The grrrls are back in town

The last time Bikini Kill played in London was in a room that now serves as the restaurant of a pub in Kentish Town. What a change 26 years can bring: on their return to the city last week, they filled the 5,000-capacity O2 Academy, Brixton, for two nights. That changed status, in truth, is

Arts feature

Vegas dreamtime

It’s to be expected. You take photographs in order to document things — Paris in the case of Eugène Atget in the late 19th and early 20th centuries, the shacks of the American south in the case of Walker Evans in the 1930s — and these documents then acquire a quality of elegy. What is


Bad science

Kill Climate Deniers is a provocative satire by Australian theatre-activist David Finnigan. The title sounds misanthropic and faintly deranged but the show is a comedy delivered with oodles of verve and fun. Finnigan is a skilful writer of dialogue, a gifted farceur and, at times, an astute analyst of power and its corrupting tendencies. Like


Send in the clown

The tears of a clown have often fallen on fertile operatic ground. Think of Rigoletto and I Pagliacci; or The Yeomen of the Guard, where mock-Tudor merriment turns to ash in the mouth of the jester Jack Point. But what if the composer himself is the buffoon? Jacques Offenbach was the court jester of France’s


What women want | 20 June 2019

Six hundred and thirty years ago, Chaucer revealed in ‘The Wife of Bath’s Tale’ that what women really want is to be totally in charge of everything. With Girl now back home permanently having done her A levels, I can confirm that this is true: no longer am I in control of what we watch


Strokes of genius
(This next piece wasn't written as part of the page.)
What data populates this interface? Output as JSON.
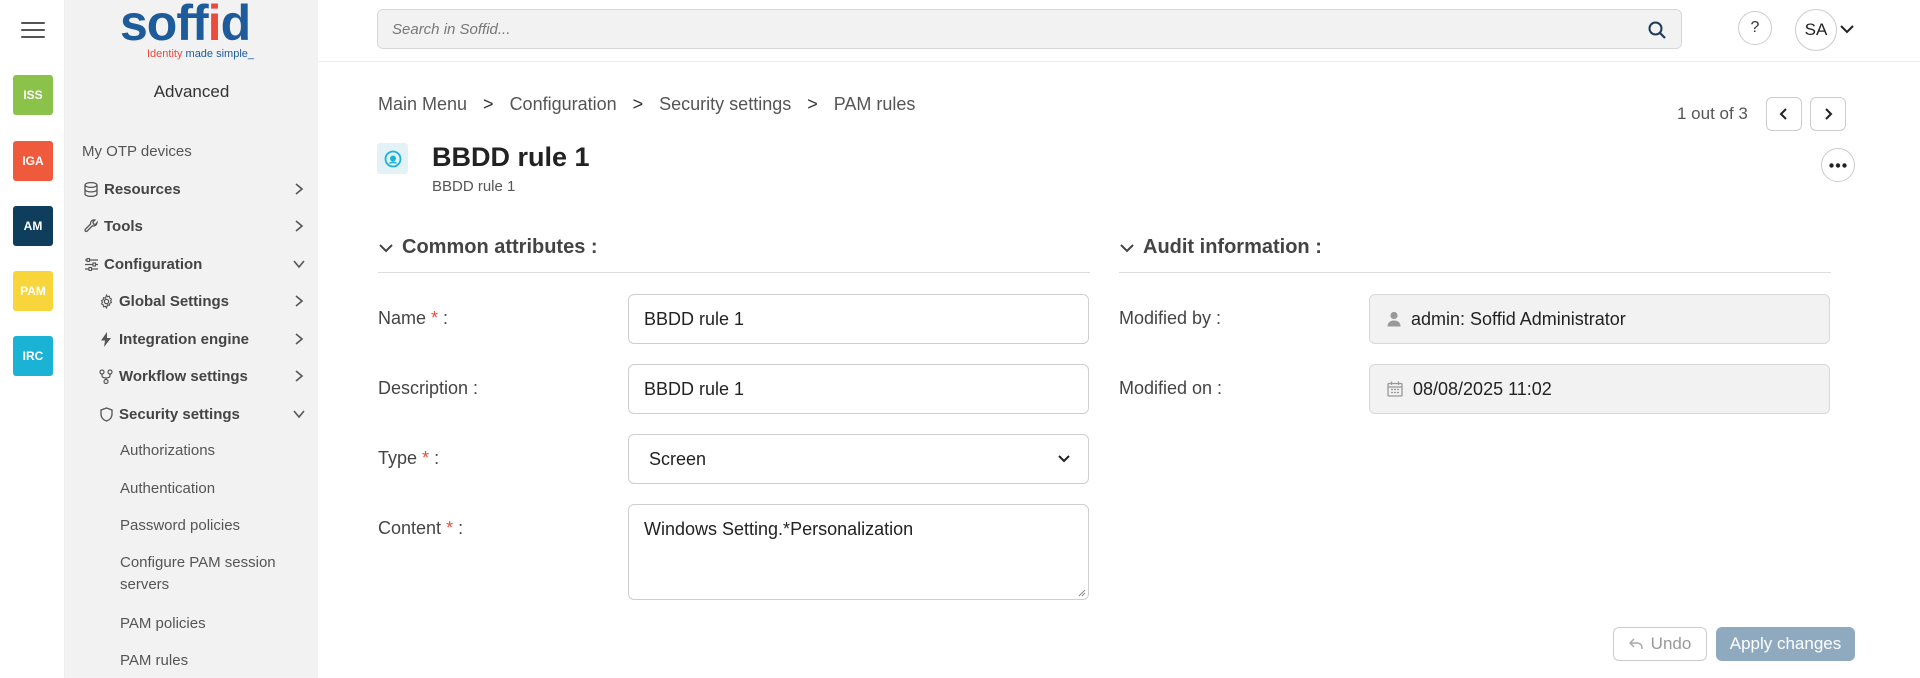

In 1965 a journalist asked Paula Rego why she painted. ‘To give a face to fear,’ she replied (those were the days of the Salazar dictatorship in Portugal). But when asked the same question shortly afterwards, Rego added a qualification: ‘There’s more to it than that: I paint because I can’t stop painting.’ Rego has


Perfect fourth

Nearly 25 years on from its immaculate birth, Toy Story — like Wagner’s Ring, like John Updike’s Rabbit novels — has become a tetralogy. Do we need another one? Isn’t it time for Woody the toy cowboy to stuff that hat on a peg and stop hanging around kids? The short answer is no.  Though


The sea, the sea

Walking into Fingal’s Cave, after scrambling across the rocks to reach it from the landing stage where the boat from Mull arrives, is a strangely emotional experience. It’s not just the extraordinary landscape, the precise, almost unnatural shaping of the hexagonal basalt columns that rise up high above you, the screeching of gulls and roaring